In The Four Agreements (a book I believe everyone needs to read), author Don Miguel Ruiz writes:
“…Your best is never going to be the same from one moment to the next. Everything is alive and changing all the time, so your best will sometimes be high quality, and other times it will not be as good…
…Regardless of the quality, keep doing your best—no more and no less than your best. If you try too hard to do more than your best, you will spend more energy than is needed and in the end your best will not be enough. When you overdo, you deplete your body and go against yourself, and it will take you longer to accomplish your goal. But if you do less than your best, you subject yourself to frustrations, self-judgment, guilt, and regrets.”
Always do your best, while recognizing that “best” is a completely relative term.
Show up. Do the work. Root yourself in integrity, authenticity, and your highest commitments for living. Be grateful for your body’s many abilities and stay (stay, stay, stay!) enthusiastically committed to movement.
Do the best you can to direct your energy towards your highest commitments, and let the rest go. It’s always more peaceful when we try not to attach our worth to outcomes—because doing our best eliminates this incessant need for expectations.
Some days I might end my workouts feeling exhausted and underwhelmed, and other days I’ll feel like the Queen of All Things Iron. I don’t know what to expect on this wild adventure of sweat and strength, but I do know one thing: I am fully committed to giving it my absolute best.
It can feel a little strange to let go of an outcome and focus on the effort or the process—especially when you expect things to go a certain “logical” way, or you really, really want a particular outcome. How do you even begin making that mindset shift?
It starts with intention. There are three ways to shift your focus from outcomes to simply doing your best today — and every day.
1. Set an intention each morning that is free of expectations.
Setting intentions, as opposed to goals, helps eliminate the “failure” aspect that often comes from a strictly goal-oriented mindset. Often when we set goals, we are so focused on the outcome that we lament anything other than the outcome we envisioned.
Setting intentions keeps us open and adaptable; intentions serve as a reminder to live in alignment with our values and own our worthiness. Write down your intention and, throughout the day, as your emotions swell, refer back to that sheet of paper to help ground and center you. For example, “My intention today is to do my absolute best, and to give myself grace and compassion, no matter the outcome.”
2. Lean on a friend who has earned the right to see you at your most vulnerable.
When you feel like you’re doing your best, and it still seems like it’s not good enough, reach out to a trusted friend who gets why you’re feeling down, and with whom you can talk about your struggles. This is not the friend who tangles your emotions into her, or who tells you to just suck it up. This is the friend whose spirit invigorates you, whose energy empowers you, and whose advice is thoughtful, compassionate, and objective.

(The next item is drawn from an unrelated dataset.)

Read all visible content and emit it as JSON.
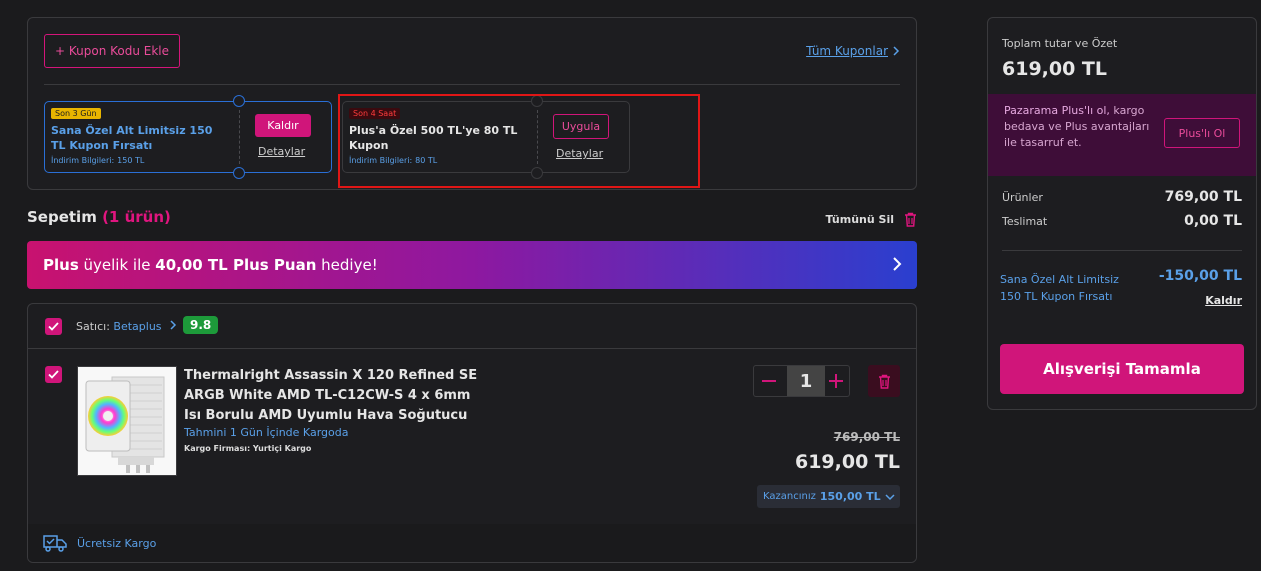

You deserve someone to listen to you with an empathetic ear, and often, talking out those feelings can help you shift the focus toward intention rather than outcome.
3. Practice gratitude.
The thing about gratitude that is so powerful, is that it helps shift your perspective from the negative to the positive. Our brains are hardwired to seek out the negative (hello, survival and evolution!), but by practicing gratitude, we can actually train our brains to seek out the positive instead.
Whether you practice gratitude by keeping a journal or making a daily Instagram post to highlight a grateful thought—or any method that feels authentic to you—a grateful heart and a positive mind will help you process “crappy workouts” and not-so-great days with a bit more perspective, and a lot more productivity.